A friend had Covid more than a year ago and does not think she needs to be vaccinated. When I raise the issue, she says that she has been tested and still has some antibodies or that she has had a recent negative coronavirus test.
I have an immune-system disorder and have had to be extremely careful during the pandemic. I have now had two vaccines and a booster shot, and my friend has extended several invitations for dinner at her home. I don’t think it’s unsafe to go to her home for dinner, because I am fully vaccinated. But I worry that the unvaccinated may allow the Delta variant to continue to spread and possibly mutate, putting everyone at risk once again. I do understand that some people have medical conditions that prevent them from getting a vaccine or object to vaccines for religious reasons, but my friend does not fall into either category. Given how strongly I believe in vaccination, should I decline her dinner invitation on principle? Name Withheld

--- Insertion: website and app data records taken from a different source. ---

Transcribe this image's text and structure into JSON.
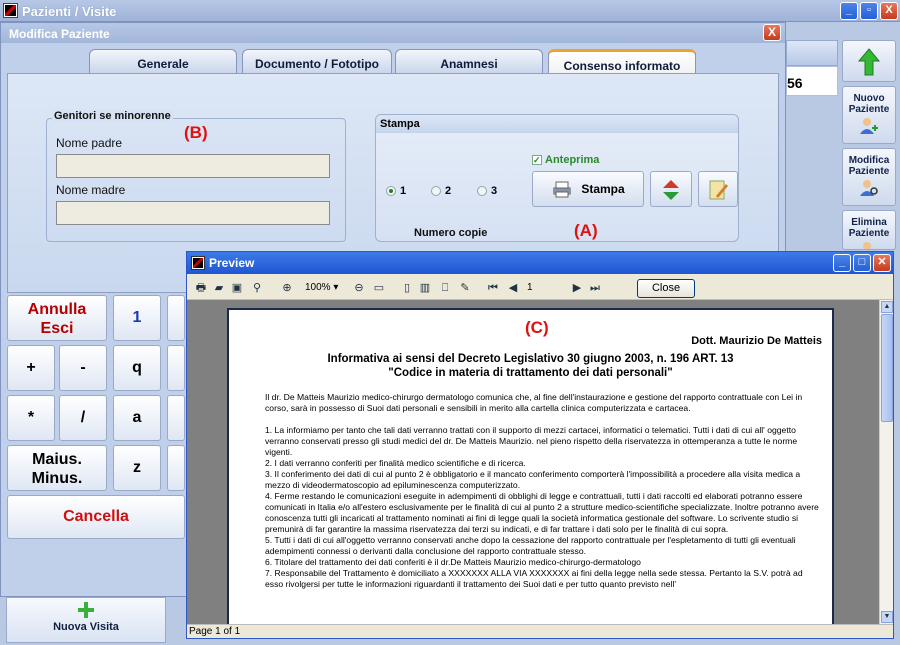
{
  "app": {
    "title": "Pazienti / Visite",
    "buttons": {
      "minimize": "_",
      "maximize": "▫",
      "close": "X"
    }
  },
  "background": {
    "cell_value": "56",
    "sidebar": [
      {
        "label": "Nuovo Paziente",
        "icon": "person-add-icon"
      },
      {
        "label": "Modifica Paziente",
        "icon": "person-search-icon"
      },
      {
        "label": "Elimina Paziente",
        "icon": "person-delete-icon"
      }
    ],
    "nav_button": "Nuova Visita"
  },
  "dialog": {
    "title": "Modifica Paziente",
    "close": "X",
    "tabs": [
      {
        "label": "Generale"
      },
      {
        "label": "Documento / Fototipo"
      },
      {
        "label": "Anamnesi"
      },
      {
        "label": "Consenso informato"
      }
    ],
    "active_tab": "Consenso informato",
    "genitori": {
      "group_label": "Genitori se minorenne",
      "father_label": "Nome padre",
      "father_value": "",
      "mother_label": "Nome madre",
      "mother_value": ""
    },
    "stampa": {
      "header": "Stampa",
      "anteprima_label": "Anteprima",
      "anteprima_checked": true,
      "copies": [
        "1",
        "2",
        "3"
      ],
      "selected_copies": "1",
      "copies_label": "Numero copie",
      "print_button": "Stampa"
    },
    "annotations": {
      "a": "(A)",
      "b": "(B)",
      "c": "(C)"
    }
  },
  "keyboard": {
    "annulla": "Annulla",
    "esci": "Esci",
    "maius": "Maius.",
    "minus": "Minus.",
    "cancella": "Cancella",
    "keys": [
      "1",
      "+",
      "-",
      "q",
      "*",
      "/",
      "a",
      "z"
    ]
  },
  "preview": {
    "title": "Preview",
    "zoom": "100%",
    "page_input": "1",
    "close_button": "Close",
    "status": "Page 1 of 1",
    "document": {
      "author": "Dott. Maurizio De Matteis",
      "title_line1": "Informativa ai sensi del Decreto Legislativo 30 giugno 2003, n. 196 ART. 13",
      "title_line2": "\"Codice in materia di trattamento dei dati personali\"",
      "intro": "Il dr. De Matteis Maurizio medico-chirurgo dermatologo comunica che, al fine dell'instaurazione e gestione del rapporto contrattuale con Lei in corso, sarà in possesso di Suoi dati personali e sensibili in merito alla cartella clinica computerizzata e cartacea.",
      "points": [
        "1. La informiamo per tanto che tali dati verranno trattati con il supporto di mezzi cartacei, informatici o telematici. Tutti i dati di cui all' oggetto verranno conservati presso gli studi medici del dr. De Matteis Maurizio. nel pieno rispetto della riservatezza in ottemperanza a tutte le norme vigenti.",
        "2. I dati verranno conferiti per finalità medico scientifiche e di ricerca.",
        "3. Il conferimento dei dati di cui al punto 2 è obbligatorio e il mancato conferimento comporterà l'impossibilità a procedere alla visita medica a mezzo di videodermatoscopio ad epiluminescenza computerizzato.",
        "4. Ferme restando le comunicazioni eseguite in adempimenti di obblighi di legge e contrattuali, tutti i dati raccolti ed elaborati potranno essere comunicati in Italia e/o all'estero esclusivamente per le finalità di cui al punto 2 a strutture medico-scientifiche specializzate. Inoltre potranno avere conoscenza tutti gli incaricati al trattamento nominati ai fini di legge quali la società informatica gestionale del software. Lo scrivente studio si premunirà di far garantire la massima riservatezza dai terzi su indicati, e di far trattare i dati solo per le finalità di cui sopra.",
        "5. Tutti i dati di cui all'oggetto verranno conservati anche dopo la cessazione del rapporto contrattuale per l'espletamento di tutti gli eventuali adempimenti connessi o derivanti dalla conclusione del rapporto contrattuale stesso.",
        "6. Titolare del trattamento dei dati conferiti è il dr.De Matteis Maurizio medico-chirurgo-dermatologo",
        "7. Responsabile del Trattamento è domiciliato a XXXXXXX ALLA VIA XXXXXXX ai fini della legge nella sede stessa. Pertanto la S.V. potrà ad esso rivolgersi per tutte le informazioni riguardanti il trattamento dei Suoi dati e per tutto quanto previsto nell'"
      ]
    }
  }
}
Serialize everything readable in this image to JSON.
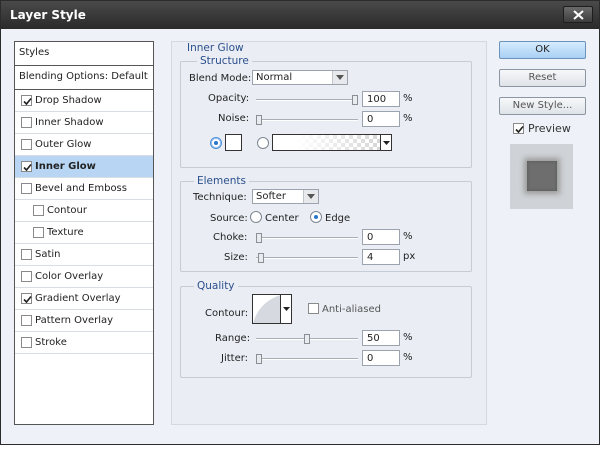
{
  "window": {
    "title": "Layer Style"
  },
  "styles_list": {
    "header": "Styles",
    "blending": "Blending Options: Default",
    "items": [
      {
        "label": "Drop Shadow",
        "checked": true,
        "indent": false,
        "selected": false
      },
      {
        "label": "Inner Shadow",
        "checked": false,
        "indent": false,
        "selected": false
      },
      {
        "label": "Outer Glow",
        "checked": false,
        "indent": false,
        "selected": false
      },
      {
        "label": "Inner Glow",
        "checked": true,
        "indent": false,
        "selected": true
      },
      {
        "label": "Bevel and Emboss",
        "checked": false,
        "indent": false,
        "selected": false
      },
      {
        "label": "Contour",
        "checked": false,
        "indent": true,
        "selected": false
      },
      {
        "label": "Texture",
        "checked": false,
        "indent": true,
        "selected": false
      },
      {
        "label": "Satin",
        "checked": false,
        "indent": false,
        "selected": false
      },
      {
        "label": "Color Overlay",
        "checked": false,
        "indent": false,
        "selected": false
      },
      {
        "label": "Gradient Overlay",
        "checked": true,
        "indent": false,
        "selected": false
      },
      {
        "label": "Pattern Overlay",
        "checked": false,
        "indent": false,
        "selected": false
      },
      {
        "label": "Stroke",
        "checked": false,
        "indent": false,
        "selected": false
      }
    ]
  },
  "inner_glow": {
    "title": "Inner Glow",
    "structure": {
      "title": "Structure",
      "blend_mode_label": "Blend Mode:",
      "blend_mode_value": "Normal",
      "opacity_label": "Opacity:",
      "opacity_value": "100",
      "opacity_percent": 100,
      "noise_label": "Noise:",
      "noise_value": "0",
      "noise_percent": 0,
      "unit_percent": "%",
      "color_swatch": "#ffffff"
    },
    "elements": {
      "title": "Elements",
      "technique_label": "Technique:",
      "technique_value": "Softer",
      "source_label": "Source:",
      "source_center": "Center",
      "source_edge": "Edge",
      "source_selected": "Edge",
      "choke_label": "Choke:",
      "choke_value": "0",
      "choke_percent": 0,
      "size_label": "Size:",
      "size_value": "4",
      "size_percent": 2,
      "unit_px": "px"
    },
    "quality": {
      "title": "Quality",
      "contour_label": "Contour:",
      "anti_aliased_label": "Anti-aliased",
      "anti_aliased_checked": false,
      "range_label": "Range:",
      "range_value": "50",
      "range_percent": 50,
      "jitter_label": "Jitter:",
      "jitter_value": "0",
      "jitter_percent": 0
    }
  },
  "buttons": {
    "ok": "OK",
    "reset": "Reset",
    "new_style": "New Style...",
    "preview_label": "Preview",
    "preview_checked": true
  },
  "colors": {
    "accent_legend": "#2b4f8c",
    "selection": "#b8d6f4"
  }
}
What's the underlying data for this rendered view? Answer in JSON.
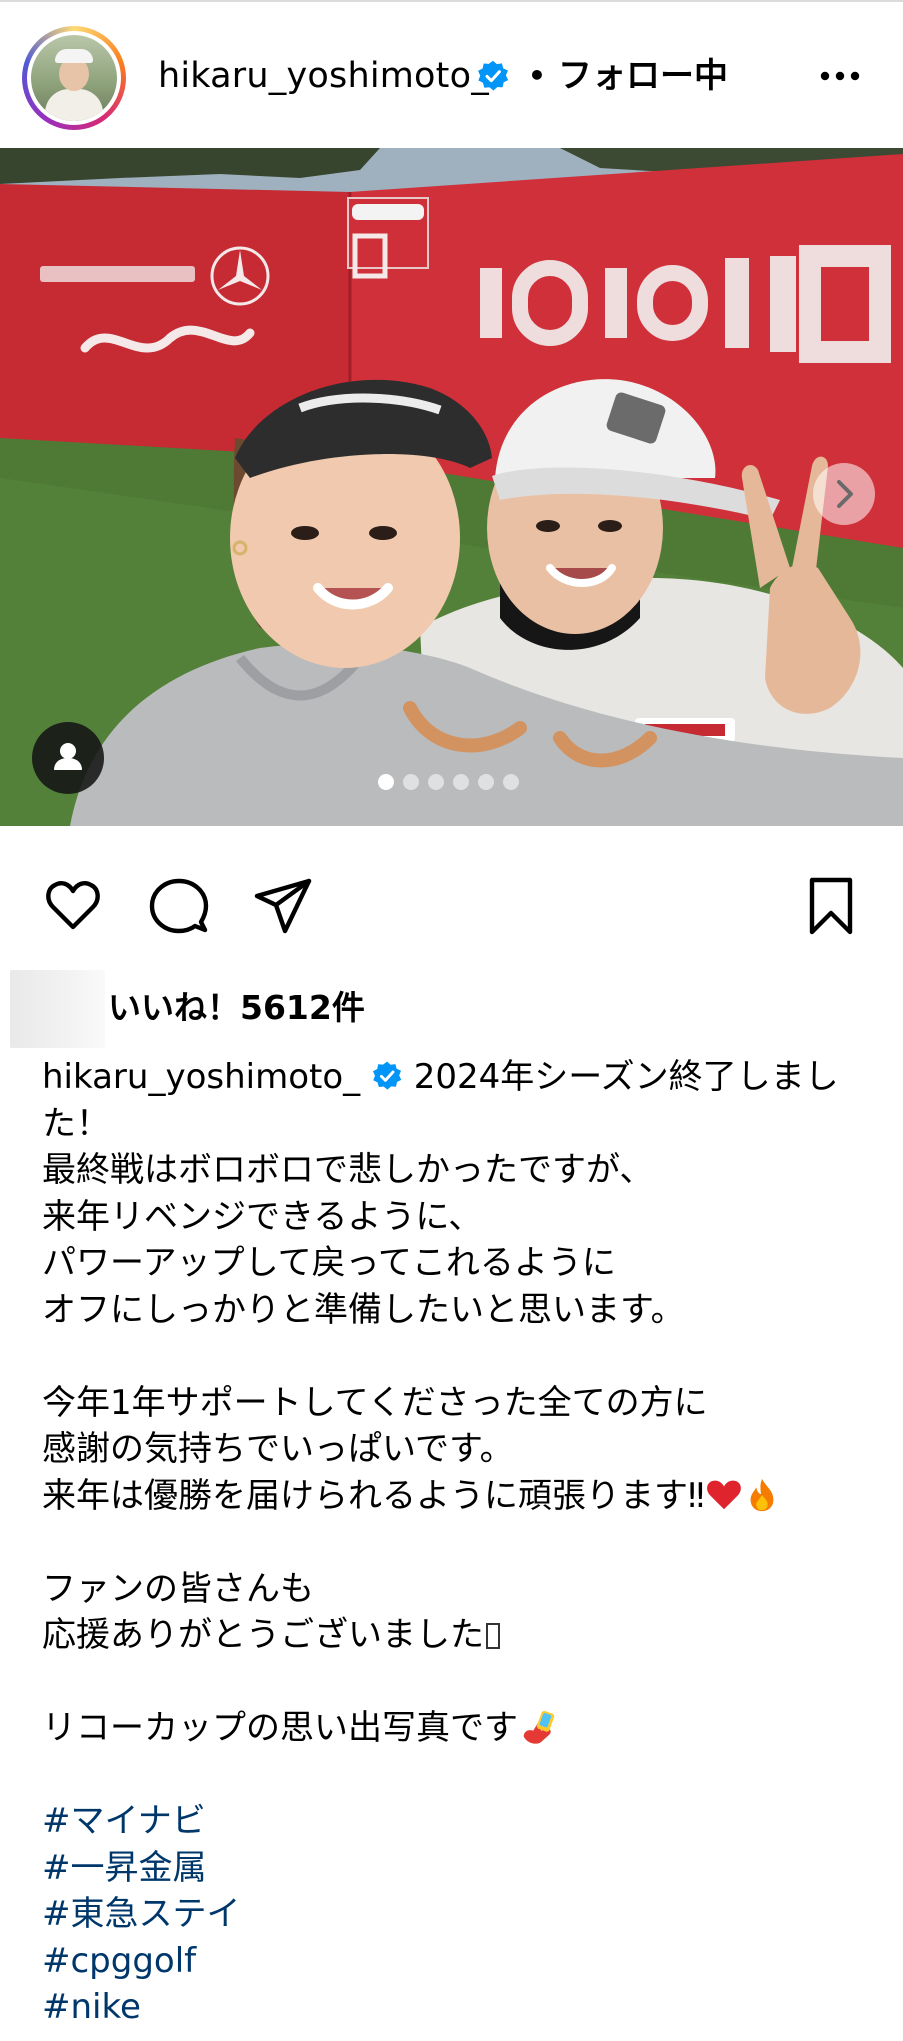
{
  "header": {
    "username": "hikaru_yoshimoto_",
    "separator": "•",
    "follow_status": "フォロー中"
  },
  "post": {
    "carousel": {
      "total": 6,
      "current": 1
    }
  },
  "likes": {
    "text": "いいね！5612件"
  },
  "caption": {
    "username": "hikaru_yoshimoto_",
    "first_line": "2024年シーズン終了しまし",
    "lines": [
      "た！",
      "最終戦はボロボロで悲しかったですが、",
      "来年リベンジできるように、",
      "パワーアップして戻ってこれるように",
      "オフにしっかりと準備したいと思います。",
      "",
      "今年1年サポートしてくださった全ての方に",
      "感謝の気持ちでいっぱいです。"
    ],
    "line_with_emoji": "来年は優勝を届けられるように頑張ります‼",
    "lines_2": [
      "",
      "ファンの皆さんも"
    ],
    "line_tofu": "応援ありがとうございました",
    "blank_3": "",
    "line_photo": "リコーカップの思い出写真です",
    "blank_4": "",
    "hashtags": [
      "#マイナビ",
      "#一昇金属",
      "#東急ステイ",
      "#cpggolf",
      "#nike"
    ]
  },
  "colors": {
    "verified_blue": "#0095f6",
    "hashtag_blue": "#00376b",
    "banner_red": "#c52b34"
  },
  "icons": {
    "more": "more-horizontal-icon",
    "like": "heart-outline-icon",
    "comment": "comment-icon",
    "share": "paper-plane-icon",
    "save": "bookmark-icon",
    "next": "chevron-right-icon",
    "tag": "user-tag-icon",
    "verified": "verified-badge-icon"
  }
}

There are two things you might call principles here. The first is that people like your friend ought to get vaccinated because it contributes to the common good. Even if you’ve had Covid, vaccination further lowers your chances of reinfection and helps slow the spread of the disease. This is a practice that we all benefit from and that we should do our fair share to sustain. That’s a principle I agree with.
The second principle is that one shouldn’t dine with people who ignore principles like the first one. For you, this is mainly an expressive act. Your friend must know that you think she’s mistaken; refusing to dine with her is presumably a way to underline your disagreement. You would be a better judge than I am of whether this is likely to encourage her to get vaccinated as well — or whether you would be damaging your friendship to no effect. That matters, because when our friends do something wrong, our aim should be to encourage them to do better, not to make them indignant or resentful.
Another approach might be more effective. Vaccines don’t always work well in people who are immunocompromised. If you feel safe, I hope it’s because your doctor was able to make that assessment in your case. Still, even if the risks to you are low, they would be even lower if she were vaccinated, too. Asking her to get vaccinated for your sake might be more effective than telling her that you so disapprove of her position that you don’t want to spend time in her company.
I am a teacher at a public elementary school. I taught in person last year and was vaccinated as soon as the shots were available to teachers. I’m now eligible for a booster, based on the C.D.C.’s decision to allow teachers to get a third shot. However, I’m on sabbatical and not interacting with large groups of children. I am 49 and quite healthy overall. Would it be ethical for me to get a booster shot? I’m eager to protect myself, as well as those around me, but I am unsure if getting the booster would prevent someone who is needier from getting one. Miriam, New York
Get the booster: There is a reasonable rule in place, and under that rule, you are eligible. Given the widespread availability of the vaccine here, you won’t be depriving someone in greater need of it. And plenty of people who are less in need than you — including young, healthy teachers in their 20s — will be getting the booster. I can’t help adding that your letter presents a painful paradox: While some people may forgo a jab because they care so much about the larger community, others skip getting vaccinated because they don’t care enough.
Kwame Anthony Appiah teaches philosophy at N.Y.U. His books include “Cosmopolitanism,” “The Honor Code” and “The Lies That Bind: Rethinking Identity.” To submit a query: Send an email to firstname.lastname@example.org; or send mail to The Ethicist, The New York Times Magazine, 620 Eighth Avenue, New York, N.Y. 10018. (Include a daytime phone number.)